Oracle, IBM and Microsoft have been in competition for years for the best performance on TPC-C, the transaction processing benchmark from the Transaction Processing Council. The best performance has come from multi-CPU test configurations.

The TPC-C results also report the best price/performance ratio among tested systems. Multi-core architectures with reduced DBMS licensing fees will undoubtedly be found in systems that move to the forefront of the TPC-C price-performance metrics. They will see widespread industry deployment in an era of virtualization and server consolidation.

Sun Looks to Consortium for Atomic Transaction API

Sun is reportedly looking to a new consortium to define an application programming interface for the implementation of atomic transactions. Sun's Solaris operating systems will provide support for atomic transactions. Solaris and the software implementing the new atomic transaction API are expected to be available as open source software.

Sun has previously released the eight-core Niagara processor to early access customers. Each Niagara core can process four software threads simultaneously. The 16-core Rock processor supports 32 threads plus 32 Scout threads.

Marc Tremblay, chief architect of the Scalable Systems Group at Sun, is the father of its multicore, multithreaded products (Niagara, Rock). He's been involved in hardware architecture at Sun since the development of the UltraSPARC I processor. In 1995, he and Sun co-founder Bill Joy developed the Microprocessor Architecture for Java Computing (MAJC), which pioneered the dual-core architecture.

Sun CEO Jonathan Schwartz described the recent MySQL acquisition as being the most important in Sun's history. Sun probably had the Rock processor in mind when it made the deal for MySQL. The MySQL architecture supports pluggable storage engines so it could easily integrate with a transactional storage engine that exploits the Rock processor's transactional memory.

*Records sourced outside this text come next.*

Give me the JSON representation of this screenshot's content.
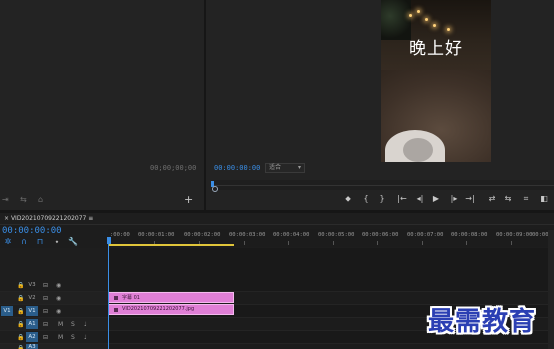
{
  "source_monitor": {
    "timecode": "00;00;00;00",
    "controls": [
      "⇥",
      "⇆",
      "⌂"
    ],
    "add_label": "+"
  },
  "program_monitor": {
    "overlay_text": "晚上好",
    "timecode": "00:00:00:00",
    "fit_dropdown": "适合",
    "playback_progress": 0,
    "controls": [
      "⬥",
      "{",
      "}",
      "|←",
      "◂|",
      "▶",
      "|▸",
      "→|",
      "⇄",
      "⇆",
      "⌗",
      "◧"
    ]
  },
  "timeline": {
    "tab_title": "VID20210709221202077",
    "timecode": "00:00:00:00",
    "ruler_labels": [
      ":00:00",
      "00:00:01:00",
      "00:00:02:00",
      "00:00:03:00",
      "00:00:04:00",
      "00:00:05:00",
      "00:00:06:00",
      "00:00:07:00",
      "00:00:08:00",
      "00:00:09:00",
      "00:00"
    ],
    "tools": [
      "✲",
      "∩",
      "⊓",
      "⬩",
      "🔧"
    ],
    "tracks": [
      {
        "name": "V3",
        "source": "",
        "lock": "🔒"
      },
      {
        "name": "V2",
        "source": "",
        "lock": "🔒"
      },
      {
        "name": "V1",
        "source": "V1",
        "lock": "🔒"
      },
      {
        "name": "A1",
        "source": "",
        "lock": "🔒",
        "m": "M",
        "s": "S"
      },
      {
        "name": "A2",
        "source": "",
        "lock": "🔒",
        "m": "M",
        "s": "S"
      },
      {
        "name": "A3",
        "source": "",
        "lock": "🔒",
        "m": "M",
        "s": "S"
      }
    ],
    "clips": [
      {
        "label": "字幕 01",
        "track": "V2"
      },
      {
        "label": "VID20210709221202077.jpg",
        "track": "V1"
      }
    ]
  },
  "watermark": "最需教育",
  "colors": {
    "accent": "#3a8ee6",
    "clip": "#e07fd6",
    "work_area": "#e0c53a"
  }
}
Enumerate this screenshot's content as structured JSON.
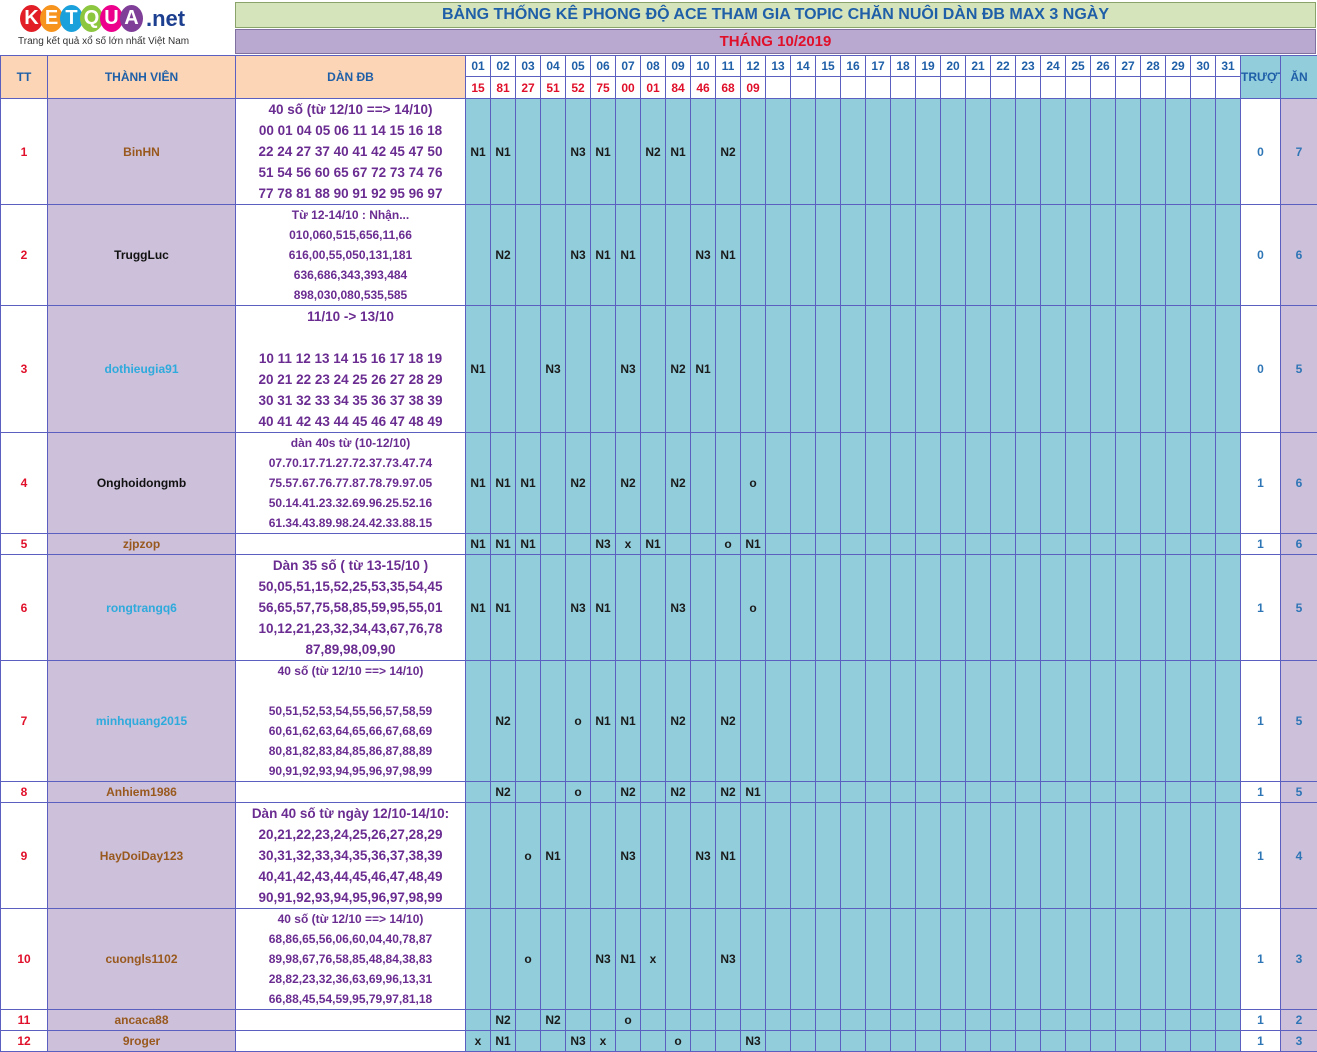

The Rock processor is expected to be in systems available in early 2008.

About the Author

Ken North is a consultant, author, conference chair for LinkedData Planet and editor of Visit his company's web site at

2008, North Summit Media. All rights reserved.